— Requirement —
Where the records below show the word "text" in a line, please copy that line.
··· Entries supplied
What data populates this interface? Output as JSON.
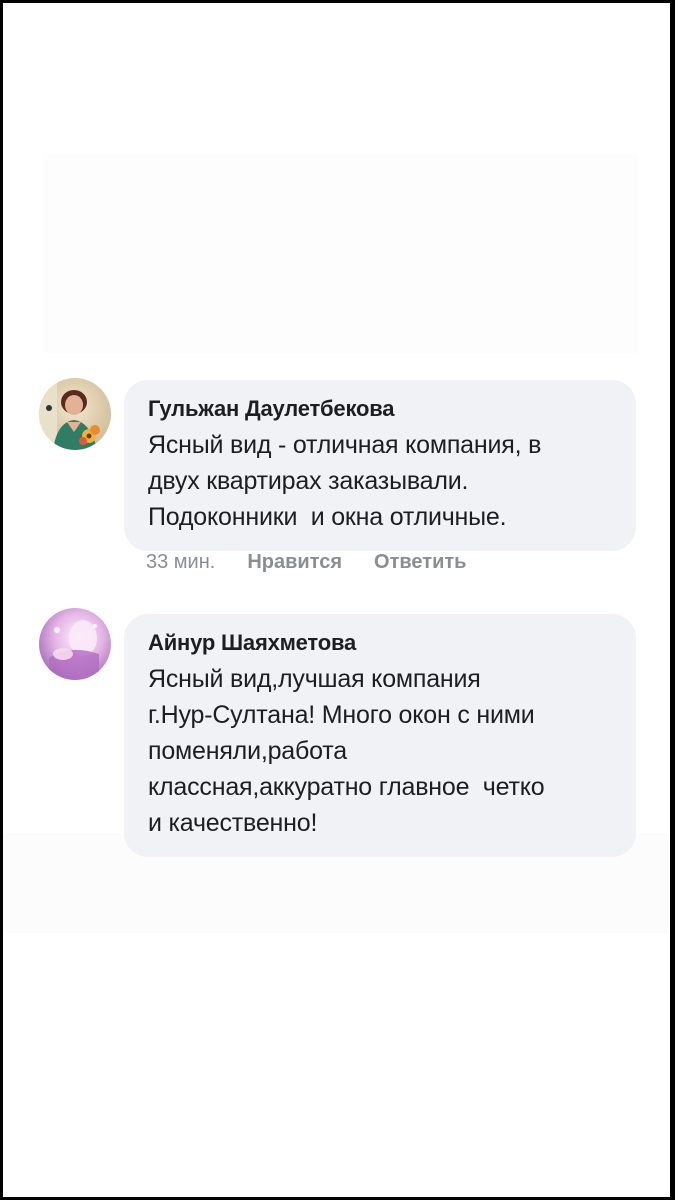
{
  "comments": [
    {
      "author": "Гульжан Даулетбекова",
      "text": "Ясный вид - отличная компания, в\nдвух квартирах заказывали.\nПодоконники  и окна отличные.",
      "time": "33 мин.",
      "like_label": "Нравится",
      "reply_label": "Ответить",
      "avatar_icon": "user-photo-avatar"
    },
    {
      "author": "Айнур Шаяхметова",
      "text": "Ясный вид,лучшая компания\nг.Нур-Султана! Много окон с ними\nпоменяли,работа\nклассная,аккуратно главное  четко\nи качественно!",
      "avatar_icon": "user-photo-avatar"
    }
  ],
  "colors": {
    "bubble": "#f0f2f5",
    "text": "#1c1e21",
    "meta": "#8a8d91"
  }
}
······
— Reply —
      "text": "Ясный вид - отличная компания, в\nдвух квартирах заказывали.\nПодоконники  и окна отличные.",
      "text": "Ясный вид,лучшая компания\nг.Нур-Султана! Много окон с ними\nпоменяли,работа\nклассная,аккуратно главное  четко\nи качественно!",
    "text": "#1c1e21",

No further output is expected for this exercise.